The days leading up to the 2011 Michigan game were filled with question marks. The Buckeyes had lost two straight games – a stunning 26-23 overtime defeat at Purdue and a 20-14 loss to Penn State on Senior Day – to fall to 6-5 and 3-4 in Big Ten play. There were rumblings about the future of OSU interim head coach Luke Fickell and the rest of the coaching staff. Ohio State also had a murky bowl picture and the looming specter of the NCAA's final decision on punishments stemming from the football program's rules violations.
It was a difficult time at the Woody Hayes Athletic Center.
"The situation that we were in last year, everything was just swarming around," senior defensive back Orhian Johnson said. "Honestly, we could listen to it, but we were like, ‘All right, man, we have this game, and then what bowl are we going to go to and how are we going to do this?' We weren't really so much worried about who our coach was.
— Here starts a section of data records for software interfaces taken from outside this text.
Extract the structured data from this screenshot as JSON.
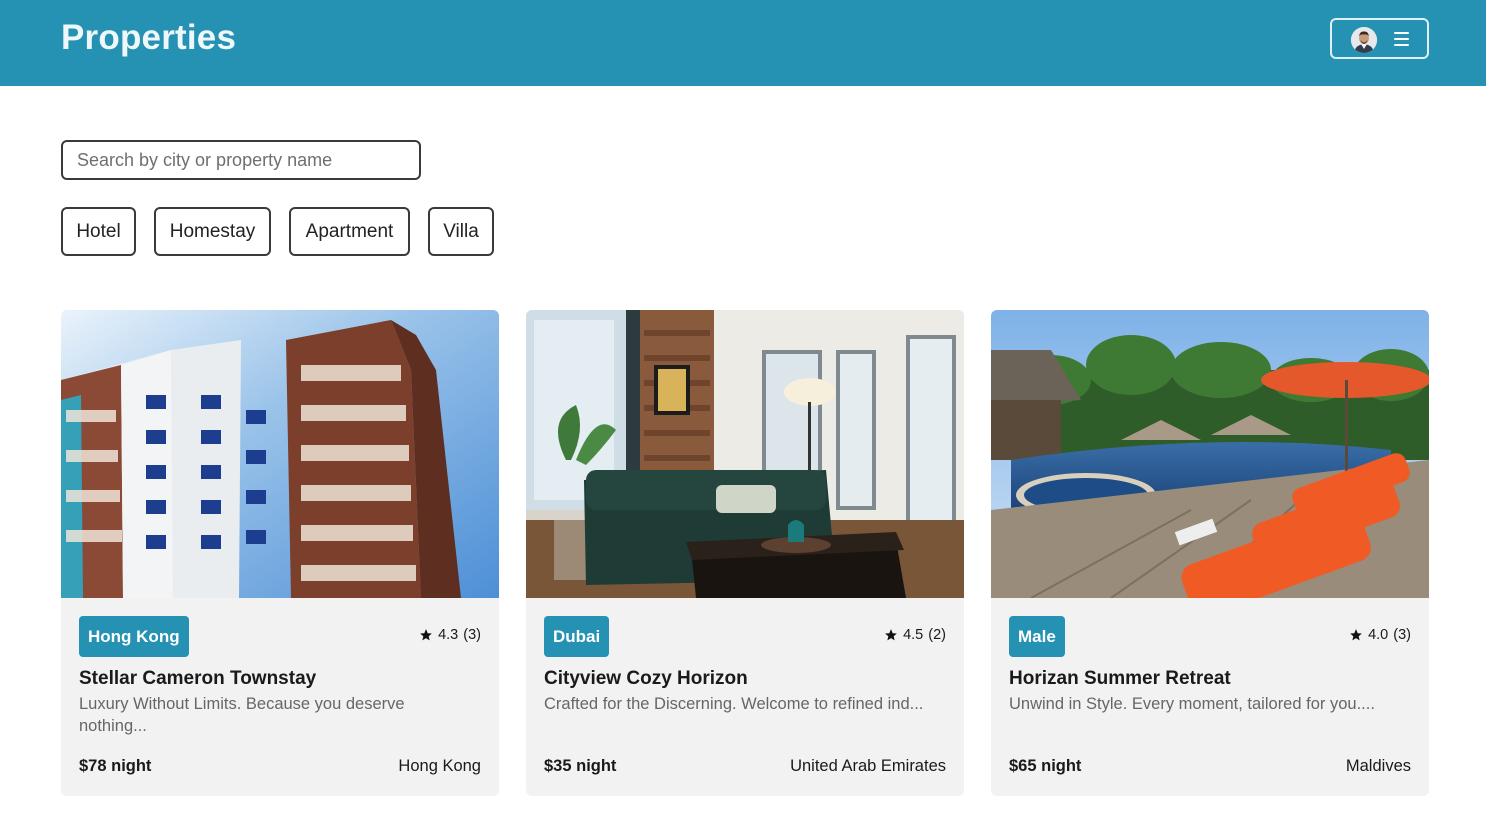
{
  "header": {
    "title": "Properties",
    "avatar_icon": "user-avatar-icon",
    "menu_icon": "hamburger-menu-icon",
    "background_color": "#2592b3"
  },
  "search": {
    "placeholder": "Search by city or property name",
    "value": ""
  },
  "filters": [
    "Hotel",
    "Homestay",
    "Apartment",
    "Villa"
  ],
  "properties": [
    {
      "city": "Hong Kong",
      "rating": "4.3",
      "reviews": "(3)",
      "name": "Stellar Cameron Townstay",
      "description": "Luxury Without Limits. Because you deserve nothing...",
      "price": "$78 night",
      "country": "Hong Kong"
    },
    {
      "city": "Dubai",
      "rating": "4.5",
      "reviews": "(2)",
      "name": "Cityview Cozy Horizon",
      "description": "Crafted for the Discerning. Welcome to refined ind...",
      "price": "$35 night",
      "country": "United Arab Emirates"
    },
    {
      "city": "Male",
      "rating": "4.0",
      "reviews": "(3)",
      "name": "Horizan Summer Retreat",
      "description": "Unwind in Style. Every moment, tailored for you....",
      "price": "$65 night",
      "country": "Maldives"
    }
  ],
  "colors": {
    "accent": "#2592b3",
    "card_background": "#f2f2f2",
    "muted_text": "#666666"
  }
}
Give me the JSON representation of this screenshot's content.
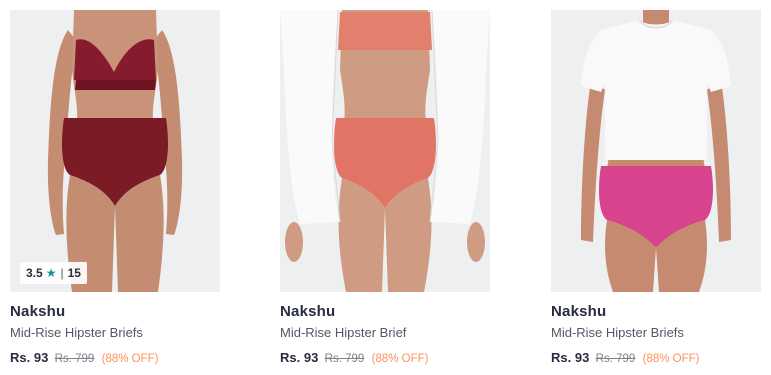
{
  "products": [
    {
      "image_alt": "Model wearing maroon mid-rise hipster briefs with lace bralette",
      "colors": {
        "brief": "#7b1b25",
        "top": "#861b2d"
      },
      "rating": {
        "score": "3.5",
        "star_icon": "star-icon",
        "count": "15"
      },
      "brand": "Nakshu",
      "name": "Mid-Rise Hipster Briefs",
      "price": "Rs. 93",
      "mrp": "Rs. 799",
      "discount": "(88% OFF)"
    },
    {
      "image_alt": "Model wearing coral mid-rise hipster brief with white shirt",
      "colors": {
        "brief": "#e27466",
        "top": "#e0806d"
      },
      "brand": "Nakshu",
      "name": "Mid-Rise Hipster Brief",
      "price": "Rs. 93",
      "mrp": "Rs. 799",
      "discount": "(88% OFF)"
    },
    {
      "image_alt": "Model wearing pink mid-rise hipster briefs with white tee",
      "colors": {
        "brief": "#d8438e",
        "top": "#f7f7f7"
      },
      "brand": "Nakshu",
      "name": "Mid-Rise Hipster Briefs",
      "price": "Rs. 93",
      "mrp": "Rs. 799",
      "discount": "(88% OFF)"
    }
  ]
}
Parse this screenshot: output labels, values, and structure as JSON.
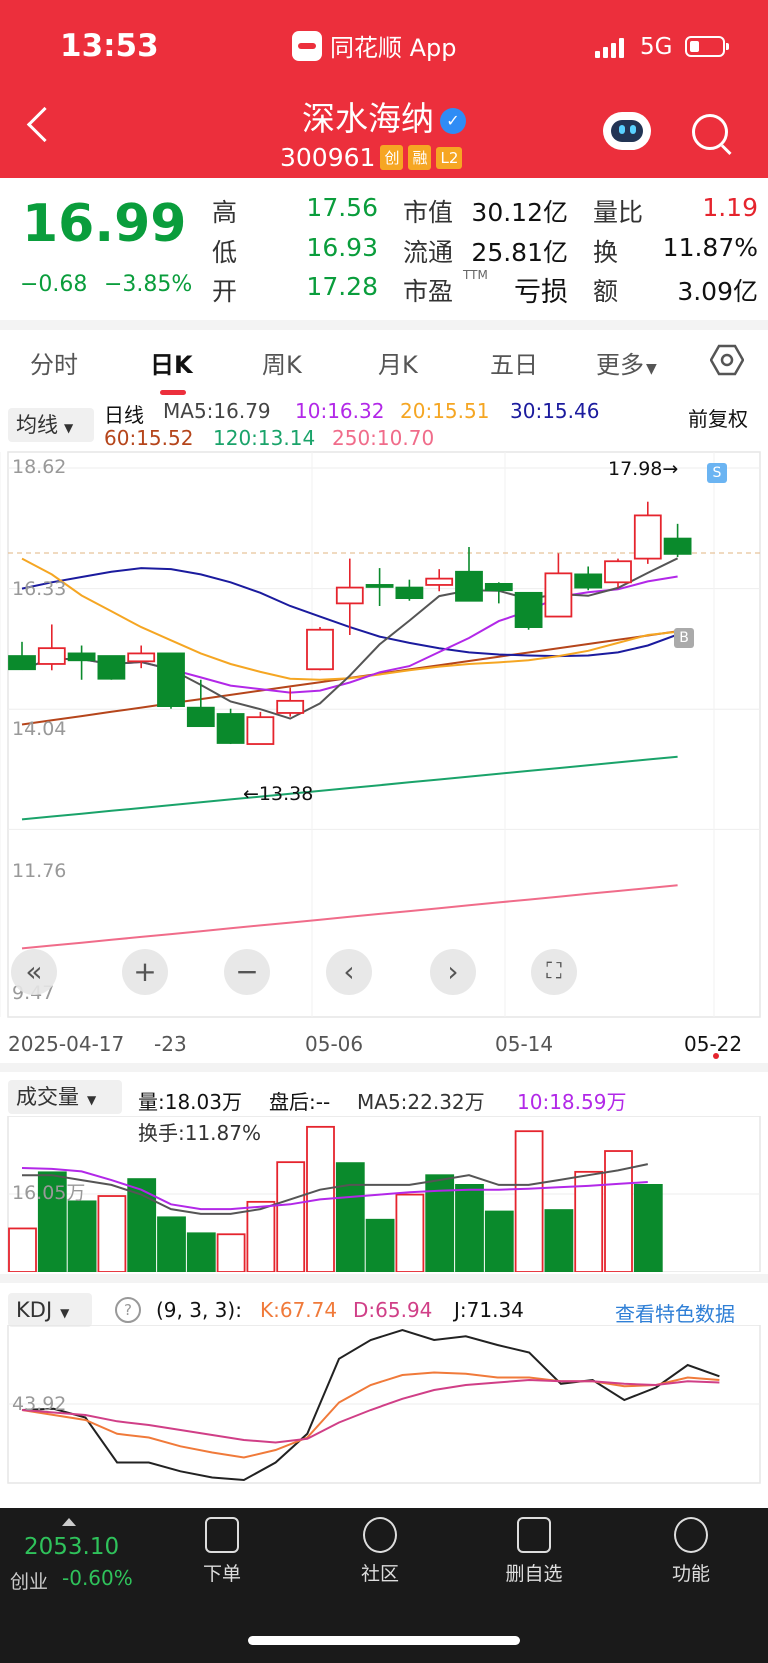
{
  "status": {
    "time": "13:53",
    "app": "同花顺 App",
    "network": "5G"
  },
  "header": {
    "stock_name": "深水海纳",
    "stock_code": "300961",
    "tags": [
      "创",
      "融",
      "L2"
    ]
  },
  "quote": {
    "price": "16.99",
    "change": "−0.68",
    "change_pct": "−3.85%",
    "high_label": "高",
    "high": "17.56",
    "low_label": "低",
    "low": "16.93",
    "open_label": "开",
    "open": "17.28",
    "mcap_label": "市值",
    "mcap": "30.12亿",
    "float_label": "流通",
    "float": "25.81亿",
    "pe_label": "市盈",
    "pe_sup": "TTM",
    "pe": "亏损",
    "vr_label": "量比",
    "vr": "1.19",
    "turn_label": "换",
    "turn": "11.87%",
    "amt_label": "额",
    "amt": "3.09亿"
  },
  "tabs": [
    "分时",
    "日K",
    "周K",
    "月K",
    "五日",
    "更多"
  ],
  "ma_legend": {
    "selector": "均线",
    "period": "日线",
    "ma5": "MA5:16.79",
    "ma10": "10:16.32",
    "ma20": "20:15.51",
    "ma30": "30:15.46",
    "ma60": "60:15.52",
    "ma120": "120:13.14",
    "ma250": "250:10.70",
    "adjust": "前复权"
  },
  "price_axis": [
    "18.62",
    "16.33",
    "14.04",
    "11.76",
    "9.47"
  ],
  "annotations": {
    "high": "17.98→",
    "low": "←13.38",
    "sell": "S",
    "buy": "B"
  },
  "dates": [
    "2025-04-17",
    "-23",
    "05-06",
    "05-14",
    "05-22"
  ],
  "volume_legend": {
    "selector": "成交量",
    "vol": "量:18.03万",
    "after": "盘后:--",
    "ma5": "MA5:22.32万",
    "ma10": "10:18.59万",
    "turnover": "换手:11.87%",
    "axis": "16.05万"
  },
  "kdj_legend": {
    "selector": "KDJ",
    "params": "(9, 3, 3):",
    "k": "K:67.74",
    "d": "D:65.94",
    "j": "J:71.34",
    "link": "查看特色数据",
    "axis": "43.92"
  },
  "bottom": {
    "index_value": "2053.10",
    "index_name": "创业",
    "index_change": "-0.60%",
    "nav": [
      "下单",
      "社区",
      "删自选",
      "功能"
    ]
  },
  "colors": {
    "red": "#e5242d",
    "green": "#0a8a2c",
    "ma5": "#555555",
    "ma10": "#b228e8",
    "ma20": "#f5a623",
    "ma30": "#1b1b9e",
    "ma60": "#b5451b",
    "ma120": "#1aa36a",
    "ma250": "#f06c8a"
  },
  "chart_data": {
    "type": "candlestick",
    "candles": [
      {
        "o": 15.05,
        "h": 15.32,
        "l": 14.85,
        "c": 14.8
      },
      {
        "o": 14.9,
        "h": 15.65,
        "l": 14.78,
        "c": 15.2
      },
      {
        "o": 15.1,
        "h": 15.25,
        "l": 14.6,
        "c": 14.97
      },
      {
        "o": 15.05,
        "h": 15.05,
        "l": 14.6,
        "c": 14.62
      },
      {
        "o": 14.95,
        "h": 15.25,
        "l": 14.82,
        "c": 15.1
      },
      {
        "o": 15.1,
        "h": 15.1,
        "l": 14.05,
        "c": 14.1
      },
      {
        "o": 14.07,
        "h": 14.6,
        "l": 13.75,
        "c": 13.72
      },
      {
        "o": 13.95,
        "h": 14.05,
        "l": 13.38,
        "c": 13.4
      },
      {
        "o": 13.38,
        "h": 13.99,
        "l": 13.38,
        "c": 13.89
      },
      {
        "o": 13.97,
        "h": 14.45,
        "l": 13.9,
        "c": 14.2
      },
      {
        "o": 14.8,
        "h": 15.6,
        "l": 14.78,
        "c": 15.55
      },
      {
        "o": 16.05,
        "h": 16.9,
        "l": 15.45,
        "c": 16.35
      },
      {
        "o": 16.4,
        "h": 16.72,
        "l": 16.0,
        "c": 16.37
      },
      {
        "o": 16.35,
        "h": 16.5,
        "l": 16.1,
        "c": 16.15
      },
      {
        "o": 16.4,
        "h": 16.7,
        "l": 16.28,
        "c": 16.52
      },
      {
        "o": 16.65,
        "h": 17.12,
        "l": 16.1,
        "c": 16.1
      },
      {
        "o": 16.42,
        "h": 16.45,
        "l": 16.05,
        "c": 16.3
      },
      {
        "o": 16.25,
        "h": 16.25,
        "l": 15.55,
        "c": 15.6
      },
      {
        "o": 15.8,
        "h": 17.0,
        "l": 15.8,
        "c": 16.62
      },
      {
        "o": 16.6,
        "h": 16.75,
        "l": 16.3,
        "c": 16.35
      },
      {
        "o": 16.45,
        "h": 16.9,
        "l": 16.35,
        "c": 16.85
      },
      {
        "o": 16.9,
        "h": 17.98,
        "l": 16.8,
        "c": 17.72
      },
      {
        "o": 17.28,
        "h": 17.56,
        "l": 16.93,
        "c": 16.99
      }
    ],
    "volumes": [
      9.0,
      20.6,
      14.6,
      15.7,
      19.2,
      11.3,
      8.0,
      7.8,
      14.5,
      22.7,
      30.0,
      22.5,
      10.8,
      16.0,
      20.0,
      18.0,
      12.5,
      29.1,
      12.8,
      20.7,
      25.0,
      18.0
    ]
  }
}
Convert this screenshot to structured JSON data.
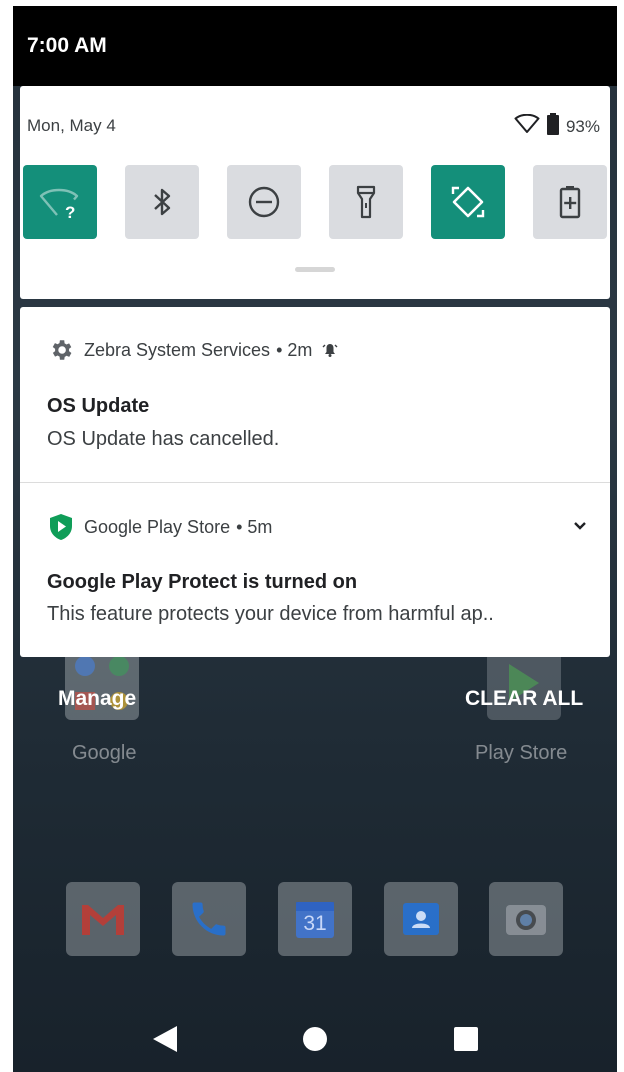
{
  "status_bar": {
    "time": "7:00 AM"
  },
  "quick_settings": {
    "date": "Mon, May 4",
    "battery_percent": "93%",
    "tiles": [
      {
        "name": "wifi",
        "icon": "wifi-unknown-icon",
        "active": true
      },
      {
        "name": "bluetooth",
        "icon": "bluetooth-icon",
        "active": false
      },
      {
        "name": "do-not-disturb",
        "icon": "dnd-icon",
        "active": false
      },
      {
        "name": "flashlight",
        "icon": "flashlight-icon",
        "active": false
      },
      {
        "name": "auto-rotate",
        "icon": "rotate-icon",
        "active": true
      },
      {
        "name": "battery-saver",
        "icon": "battery-saver-icon",
        "active": false
      }
    ]
  },
  "notifications": [
    {
      "app": "Zebra System Services",
      "time": "• 2m",
      "title": "OS Update",
      "body": "OS Update has cancelled."
    },
    {
      "app": "Google Play Store",
      "time": "• 5m",
      "title": "Google Play Protect is turned on",
      "body": "This feature protects your device from harmful ap.."
    }
  ],
  "shade_actions": {
    "manage": "Manage",
    "clear_all": "CLEAR ALL"
  },
  "home": {
    "labels": {
      "google": "Google",
      "play_store": "Play Store"
    },
    "dock": [
      "gmail-icon",
      "phone-icon",
      "calendar-icon",
      "contacts-icon",
      "camera-icon"
    ],
    "calendar_day": "31"
  },
  "colors": {
    "accent": "#148f7a",
    "tile_off": "#dadce0",
    "play_protect": "#0f9d58"
  }
}
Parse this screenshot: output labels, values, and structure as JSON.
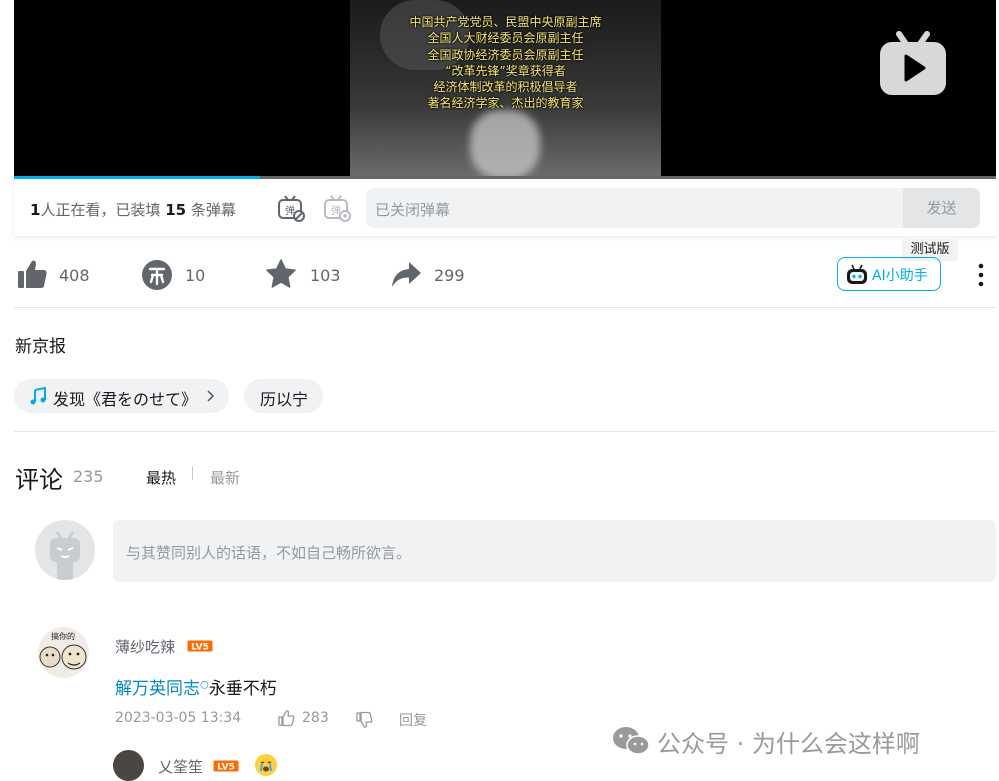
{
  "video": {
    "caption_lines": [
      "中国共产党党员、民盟中央原副主席",
      "全国人大财经委员会原副主任",
      "全国政协经济委员会原副主任",
      "“改革先锋”奖章获得者",
      "经济体制改革的积极倡导者",
      "著名经济学家、杰出的教育家"
    ],
    "progress": 0.25
  },
  "danmaku": {
    "viewers": "1",
    "viewers_text": "人正在看，已装填",
    "count": "15",
    "count_unit": "条弹幕",
    "input_placeholder": "已关闭弹幕",
    "send_label": "发送"
  },
  "actions": {
    "like_count": "408",
    "coin_count": "10",
    "fav_count": "103",
    "share_count": "299",
    "ai_test_tag": "测试版",
    "ai_label": "AI小助手"
  },
  "uploader": "新京报",
  "tags": {
    "music": "发现《君をのせて》",
    "topic": "历以宁"
  },
  "comments": {
    "title": "评论",
    "count": "235",
    "sort_hot": "最热",
    "sort_new": "最新",
    "input_placeholder": "与其赞同别人的话语，不如自己畅所欲言。",
    "level_label": "LV5",
    "items": [
      {
        "user": "薄纱吃辣",
        "avatar_text": "搞你的",
        "link_text": "解万英同志",
        "text": "永垂不朽",
        "date": "2023-03-05 13:34",
        "likes": "283",
        "reply_label": "回复"
      }
    ],
    "sub_user": "乂筌笙"
  },
  "watermark": "公众号 · 为什么会这样啊",
  "colors": {
    "accent": "#00aeec",
    "link": "#008ac5",
    "level": "#ff6b00"
  }
}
We were worried about the situation we would be in as a football team."
Michigan snapped a seven-game losing streak to the Buckeyes with a 40-34 win in Ann Arbor, setting the stage for Urban Meyer to take over the program and reshape the Buckeyes. Then, in December, the NCAA brought the proverbial hammer down on Ohio State, giving Buckeyes a postseason ban to go with three years of probation and a scholarship reduction.
For the seniors-to-be, it meant they would only get 12 games to finish their collegiate careers. No bowl. No chance at winning the Big Ten championship. The next Michigan game would be their last in scarlet and gray.
Special teams player/safety Zach Domicone was one of several Buckeyes to learn about the punishment while visiting patients at a Columbus area hospital. The Buckeyes were caught off-guard by the news. OSU athletic director Gene Smith had told the players – and everyone else – that a postseason ban was unlikely.
"I don't think anyone saw it coming," Domicone said. "It really was shocking. Everyone was kind of at a loss for words. People were angry.
"We were in the hospital visiting patients and that's when it broke. It was on TVs, on ESPN. People were like, ‘How do you feel that you can't play in a bowl game (next year)?,' and we were like, ‘What are you talking about?' "
Domicone said his classmates were on the same bus returning from the hospital, and that there were "mixed emotions going around." The team was officially told about the NCAA's punishment at a team meeting upon their return. Even so, leaving Ohio State was not something Domicone considered.
"I don't' think it crossed anyone's mind to leave," he said. "We'd been here, the class I came in with – like (Johnson) and (Travis Howard and Etienne Sabino) – we wanted to leave our mark. We wanted to leave a legacy. Last year didn't really go as planned.
"Nobody wanted to go out like that."
That attitude was a prevailing one about Domicone's classmates.
"There were murmurs around the locker room and stuff like that, but really this team is honestly like my brothers," Johnson said. "Those guys really became close to me. The stuff we had to go through with all the coaching changes and with the bowl ban and then the sanctions. You could only get closer through all of that and I really appreciate those guys being there for me and me being there for them."
The group also saw a duty to be there for the younger members of the team, especially those who had yet to taste major success at the collegiate level.
"We knew we had to make a statement this year because a lot of our team are sophomores and they had a losing record last year as their freshman year," fullback-turned-linebacker Zach Boren said. "We knew we had to get Coach Meyer off on the right foot and have a successful season, and I think we've done that so far."
That's a little bit of an understatement. Ohio State brings an 11-0 record into its season finale, scheduled for a noon kickoff on Saturday at Ohio Stadium. The Buckeyes have clinched the Big Ten Leaders Division title, though they cannot play in the upcoming league championship game, and still have a chance at earning a national championship by finishing the year atop The Association Press' Top 25 poll. They currently sit fourth behind unbeaten Notre Dame and a pair of one-loss SEC teams in Alabama and Georgia.
While there will be no postseason for the seniors, the annual Michigan game is special enough on its own.
"This is the Super Bowl, this is the bowl game," fifth-year senior linebacker Etienne Sabino said. "This is the national championship. This is everything to us. This is The Game."
The senior class can make history this weekend with a win. That would give Ohio State only its sixth unbeaten season, a fact that would add a nice bookend to the careers of the team's 21 seniors: Boren, Dalton Britt, Ben Buchanan, Domicone, Reid Fragel, Garrett Goebel, Adam Homan, Howard, Johnson, Storm Klein, William McCary, Ross Oltorik, Vincent Petrella, Taylor Rice, Sabino, Justin Siems, John Simon, Stewart Smith, Kharim Stephens, Jake Stoneburner and Nathan Williams.
"It'd mean everything, honestly," Boren said. "When I'm older I'll just look back and think that helping lead this team to an undefeated season is something that not a lot of former Ohio State football players have been able to do.
"We still have a lot of work to do this week and it'd be one of those things after Saturday, if we win, I'll be able to sit back and be happy with how the season went and be proud of this team and the seniors and how we led them."